Rise of Islamic radicalism in the Swahili Coast: the case of Kenyan coast

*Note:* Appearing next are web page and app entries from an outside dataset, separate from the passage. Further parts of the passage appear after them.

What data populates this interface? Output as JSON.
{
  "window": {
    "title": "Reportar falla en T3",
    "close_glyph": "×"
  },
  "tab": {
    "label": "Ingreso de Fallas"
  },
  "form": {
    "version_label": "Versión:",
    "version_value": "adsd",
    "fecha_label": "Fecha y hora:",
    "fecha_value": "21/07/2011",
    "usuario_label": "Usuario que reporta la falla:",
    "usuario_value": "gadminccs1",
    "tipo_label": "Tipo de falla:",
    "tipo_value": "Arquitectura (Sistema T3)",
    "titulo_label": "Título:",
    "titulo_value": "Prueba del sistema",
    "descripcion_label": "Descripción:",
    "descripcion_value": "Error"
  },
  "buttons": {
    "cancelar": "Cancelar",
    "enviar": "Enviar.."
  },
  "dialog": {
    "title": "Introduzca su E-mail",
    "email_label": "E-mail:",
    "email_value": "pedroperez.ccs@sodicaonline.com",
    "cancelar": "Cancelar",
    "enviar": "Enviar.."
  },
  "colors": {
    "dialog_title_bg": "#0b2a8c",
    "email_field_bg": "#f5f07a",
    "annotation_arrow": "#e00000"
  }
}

The world is currently experiencing the threat of radical Islam with daunting challenges to governments and policy makers on how to manage the threat. East Africa and particularly the Swahili coast has been home to Islam religion since the 1900s, where followers have practiced the moderate Sufi form of Islam. The past two decades have however witnessed the infiltration of radical forms of Islam in the region. Furthermore, in the post 9/11 conditions and especially with the global war on terror, evidence of Islamic militancy in the region has caused the international community to regard the region as a ‘hotbed of terrorism’. Despite the growth of radical political activism in the Swahili coast, available research has failed to examine the factors that contribute towards its rise. Historically, Islam has played a significant role in Swahili coast’s politics and is often drawn upon to provide basis to argue for political and social reforms in a region that perceives itself as largely marginalized by the successive Kenyan Christian governments. Irrespective of their grievances and goals, radical Islamist groups are causing great concern to the government as they cause political instability, they disrupt social harmony, they hamper economic development, endanger regime survival and most of all threaten national security in their wake. Direct economic costs as a result of the security threat in the country include the destruction and degradation of physical capital and infrastructure, lost employment opportunities, and capital flight. Indirect costs include weakened institutions and a fragmented social fabric. This study therefore seeks to examine and understand the factors that contribute to the rise of Islamic radicalism in the target region, It seeks to examine the ideological conditions that facilitate the growth of radical Islamism in the Swahili coast; the internal and external factors that facilitate the rise of radical Islamism at the Kenyan Swahili coast; and examine the threats of terrorism to Kenya. Understanding the motivating factors for Islamic radicalism can help governments and policy makers devise appropriate response mechanisms to alleviate the problem. The study was restricted to the Coastal region of Kenya where the researcher collected both secondary data from published materials, journals, academic papers and periodicals on Islamic activities at the Swahili coast and primary qualitative data through semi-structured interviews. The researcher used snowball and purposive sampling approach where the researcher requested a few interviewees to recommend other people to be interviewed that they already know and that have a higher chance of adding value to the research study. This method relies on the interviewee’s understanding and general knowledge of area of study, their availability, and their desire to participate in the entire study.1 The findings supports the root cause model that radicalization arises from external level factors, internal social causes, and individual level factors which have a direct interaction with the level of political socialization of individuals. The study concludes that the government must devise other nonmilitaristic counter-terrorism/radicalism policies and efforts mostly focused on de-radicalization initiatives, socio-economic reintegration of radical elements, and most importantly entrenching inclusive governance that caters to the needs of all Kenyan citizens.